Segment Start: Data to use

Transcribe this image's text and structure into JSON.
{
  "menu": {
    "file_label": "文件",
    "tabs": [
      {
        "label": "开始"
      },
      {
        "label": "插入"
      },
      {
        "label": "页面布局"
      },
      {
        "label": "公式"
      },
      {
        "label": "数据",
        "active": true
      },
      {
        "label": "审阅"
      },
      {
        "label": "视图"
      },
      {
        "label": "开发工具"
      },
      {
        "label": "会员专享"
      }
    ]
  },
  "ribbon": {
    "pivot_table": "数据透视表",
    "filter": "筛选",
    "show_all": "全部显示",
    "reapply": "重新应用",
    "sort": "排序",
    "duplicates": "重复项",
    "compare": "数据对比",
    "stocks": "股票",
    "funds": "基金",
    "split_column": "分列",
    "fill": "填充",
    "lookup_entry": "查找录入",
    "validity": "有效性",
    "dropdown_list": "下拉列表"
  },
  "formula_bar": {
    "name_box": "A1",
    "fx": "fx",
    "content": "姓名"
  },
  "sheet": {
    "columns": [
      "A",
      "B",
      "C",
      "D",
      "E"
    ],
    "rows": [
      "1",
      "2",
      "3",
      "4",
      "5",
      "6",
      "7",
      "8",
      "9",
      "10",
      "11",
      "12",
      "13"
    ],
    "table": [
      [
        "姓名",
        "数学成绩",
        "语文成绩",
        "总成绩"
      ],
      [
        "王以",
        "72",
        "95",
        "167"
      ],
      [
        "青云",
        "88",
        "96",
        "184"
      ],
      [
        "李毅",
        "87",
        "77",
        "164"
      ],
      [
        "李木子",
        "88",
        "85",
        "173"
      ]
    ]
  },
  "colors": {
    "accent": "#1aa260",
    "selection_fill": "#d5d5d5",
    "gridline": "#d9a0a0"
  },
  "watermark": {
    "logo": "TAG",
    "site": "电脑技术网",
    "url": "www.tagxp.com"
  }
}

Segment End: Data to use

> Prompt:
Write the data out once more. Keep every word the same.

> Answer to this task:
Transcribe this image's text and structure into JSON.
{
  "menu": {
    "file_label": "文件",
    "tabs": [
      {
        "label": "开始"
      },
      {
        "label": "插入"
      },
      {
        "label": "页面布局"
      },
      {
        "label": "公式"
      },
      {
        "label": "数据",
        "active": true
      },
      {
        "label": "审阅"
      },
      {
        "label": "视图"
      },
      {
        "label": "开发工具"
      },
      {
        "label": "会员专享"
      }
    ]
  },
  "ribbon": {
    "pivot_table": "数据透视表",
    "filter": "筛选",
    "show_all": "全部显示",
    "reapply": "重新应用",
    "sort": "排序",
    "duplicates": "重复项",
    "compare": "数据对比",
    "stocks": "股票",
    "funds": "基金",
    "split_column": "分列",
    "fill": "填充",
    "lookup_entry": "查找录入",
    "validity": "有效性",
    "dropdown_list": "下拉列表"
  },
  "formula_bar": {
    "name_box": "A1",
    "fx": "fx",
    "content": "姓名"
  },
  "sheet": {
    "columns": [
      "A",
      "B",
      "C",
      "D",
      "E"
    ],
    "rows": [
      "1",
      "2",
      "3",
      "4",
      "5",
      "6",
      "7",
      "8",
      "9",
      "10",
      "11",
      "12",
      "13"
    ],
    "table": [
      [
        "姓名",
        "数学成绩",
        "语文成绩",
        "总成绩"
      ],
      [
        "王以",
        "72",
        "95",
        "167"
      ],
      [
        "青云",
        "88",
        "96",
        "184"
      ],
      [
        "李毅",
        "87",
        "77",
        "164"
      ],
      [
        "李木子",
        "88",
        "85",
        "173"
      ]
    ]
  },
  "colors": {
    "accent": "#1aa260",
    "selection_fill": "#d5d5d5",
    "gridline": "#d9a0a0"
  },
  "watermark": {
    "logo": "TAG",
    "site": "电脑技术网",
    "url": "www.tagxp.com"
  }
}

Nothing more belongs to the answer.